> _EXERCISE DETAILS_:
Pull out every line below containing the word "this".

━━━━

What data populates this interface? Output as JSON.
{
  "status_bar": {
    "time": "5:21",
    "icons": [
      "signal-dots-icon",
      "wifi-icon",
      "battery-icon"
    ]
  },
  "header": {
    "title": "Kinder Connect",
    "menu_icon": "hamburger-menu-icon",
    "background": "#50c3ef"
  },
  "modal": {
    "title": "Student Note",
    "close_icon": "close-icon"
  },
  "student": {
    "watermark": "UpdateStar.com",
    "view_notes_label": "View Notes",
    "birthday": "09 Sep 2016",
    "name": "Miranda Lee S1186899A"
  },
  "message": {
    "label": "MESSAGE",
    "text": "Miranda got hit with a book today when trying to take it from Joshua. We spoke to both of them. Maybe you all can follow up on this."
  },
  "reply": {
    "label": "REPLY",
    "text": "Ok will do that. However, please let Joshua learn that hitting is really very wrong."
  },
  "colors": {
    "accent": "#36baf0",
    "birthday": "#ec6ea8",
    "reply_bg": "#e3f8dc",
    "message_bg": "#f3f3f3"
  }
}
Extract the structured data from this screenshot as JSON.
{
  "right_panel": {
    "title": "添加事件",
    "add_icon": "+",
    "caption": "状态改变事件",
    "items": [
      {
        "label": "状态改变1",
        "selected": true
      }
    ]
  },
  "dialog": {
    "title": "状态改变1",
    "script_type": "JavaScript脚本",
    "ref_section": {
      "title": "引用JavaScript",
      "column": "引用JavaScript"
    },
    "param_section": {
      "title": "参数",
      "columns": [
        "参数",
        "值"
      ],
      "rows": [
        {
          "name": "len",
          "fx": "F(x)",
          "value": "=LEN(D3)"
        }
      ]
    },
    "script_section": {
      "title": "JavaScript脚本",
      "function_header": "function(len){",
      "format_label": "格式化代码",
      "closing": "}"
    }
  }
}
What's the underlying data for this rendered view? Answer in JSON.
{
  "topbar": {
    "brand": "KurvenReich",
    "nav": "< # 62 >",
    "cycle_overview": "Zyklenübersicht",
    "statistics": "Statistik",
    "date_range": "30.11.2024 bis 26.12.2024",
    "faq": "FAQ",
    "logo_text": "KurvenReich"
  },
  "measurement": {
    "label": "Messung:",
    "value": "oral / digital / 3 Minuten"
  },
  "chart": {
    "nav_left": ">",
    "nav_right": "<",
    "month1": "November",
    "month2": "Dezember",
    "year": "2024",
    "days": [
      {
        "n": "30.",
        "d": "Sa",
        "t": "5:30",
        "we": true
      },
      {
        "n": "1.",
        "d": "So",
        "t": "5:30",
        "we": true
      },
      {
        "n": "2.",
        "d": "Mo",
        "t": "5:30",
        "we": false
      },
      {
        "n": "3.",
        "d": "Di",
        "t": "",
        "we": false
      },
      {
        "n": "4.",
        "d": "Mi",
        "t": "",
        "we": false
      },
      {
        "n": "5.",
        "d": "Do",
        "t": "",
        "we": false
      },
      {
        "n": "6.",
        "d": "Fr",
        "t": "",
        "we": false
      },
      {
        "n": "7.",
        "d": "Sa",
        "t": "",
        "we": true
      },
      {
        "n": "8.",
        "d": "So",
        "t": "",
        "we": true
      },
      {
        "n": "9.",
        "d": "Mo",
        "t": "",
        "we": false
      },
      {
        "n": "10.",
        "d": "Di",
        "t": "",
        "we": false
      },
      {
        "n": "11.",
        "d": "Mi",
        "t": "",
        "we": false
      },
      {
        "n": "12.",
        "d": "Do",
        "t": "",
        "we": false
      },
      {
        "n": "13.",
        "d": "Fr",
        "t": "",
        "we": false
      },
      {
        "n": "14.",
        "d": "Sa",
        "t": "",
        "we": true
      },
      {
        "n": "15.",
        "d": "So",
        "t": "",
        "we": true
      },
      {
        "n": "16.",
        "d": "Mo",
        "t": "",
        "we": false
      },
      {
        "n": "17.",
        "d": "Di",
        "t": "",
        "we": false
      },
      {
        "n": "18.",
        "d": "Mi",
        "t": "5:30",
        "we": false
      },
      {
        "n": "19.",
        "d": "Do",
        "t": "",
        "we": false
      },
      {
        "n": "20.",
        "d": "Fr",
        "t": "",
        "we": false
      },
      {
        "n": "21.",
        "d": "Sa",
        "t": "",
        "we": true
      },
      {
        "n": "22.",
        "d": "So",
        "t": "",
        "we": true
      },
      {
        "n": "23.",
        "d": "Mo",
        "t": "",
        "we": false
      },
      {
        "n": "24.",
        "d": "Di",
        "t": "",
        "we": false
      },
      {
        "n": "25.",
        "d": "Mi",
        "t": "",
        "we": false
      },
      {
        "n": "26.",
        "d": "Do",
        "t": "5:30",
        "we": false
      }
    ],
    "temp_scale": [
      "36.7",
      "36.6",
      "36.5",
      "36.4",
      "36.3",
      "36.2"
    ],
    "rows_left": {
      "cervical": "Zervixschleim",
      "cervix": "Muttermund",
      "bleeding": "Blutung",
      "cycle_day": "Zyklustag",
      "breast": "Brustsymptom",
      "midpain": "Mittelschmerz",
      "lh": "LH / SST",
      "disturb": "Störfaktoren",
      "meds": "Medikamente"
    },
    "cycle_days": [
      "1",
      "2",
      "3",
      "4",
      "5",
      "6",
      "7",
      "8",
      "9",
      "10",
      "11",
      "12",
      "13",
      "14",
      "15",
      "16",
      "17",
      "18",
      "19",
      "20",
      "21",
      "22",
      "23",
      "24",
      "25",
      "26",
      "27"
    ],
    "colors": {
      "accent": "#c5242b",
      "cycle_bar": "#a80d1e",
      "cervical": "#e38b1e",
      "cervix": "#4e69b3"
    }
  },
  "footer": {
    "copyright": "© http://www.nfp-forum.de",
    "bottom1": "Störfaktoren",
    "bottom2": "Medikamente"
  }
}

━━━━

> _TASK ANSWER_:
What data populates this interface? Output as JSON.
    "text": "Miranda got hit with a book today when trying to take it from Joshua. We spoke to both of them. Maybe you all can follow up on this."
Extract the structured data from this screenshot as JSON.
What's the underlying data for this rendered view? Answer in JSON.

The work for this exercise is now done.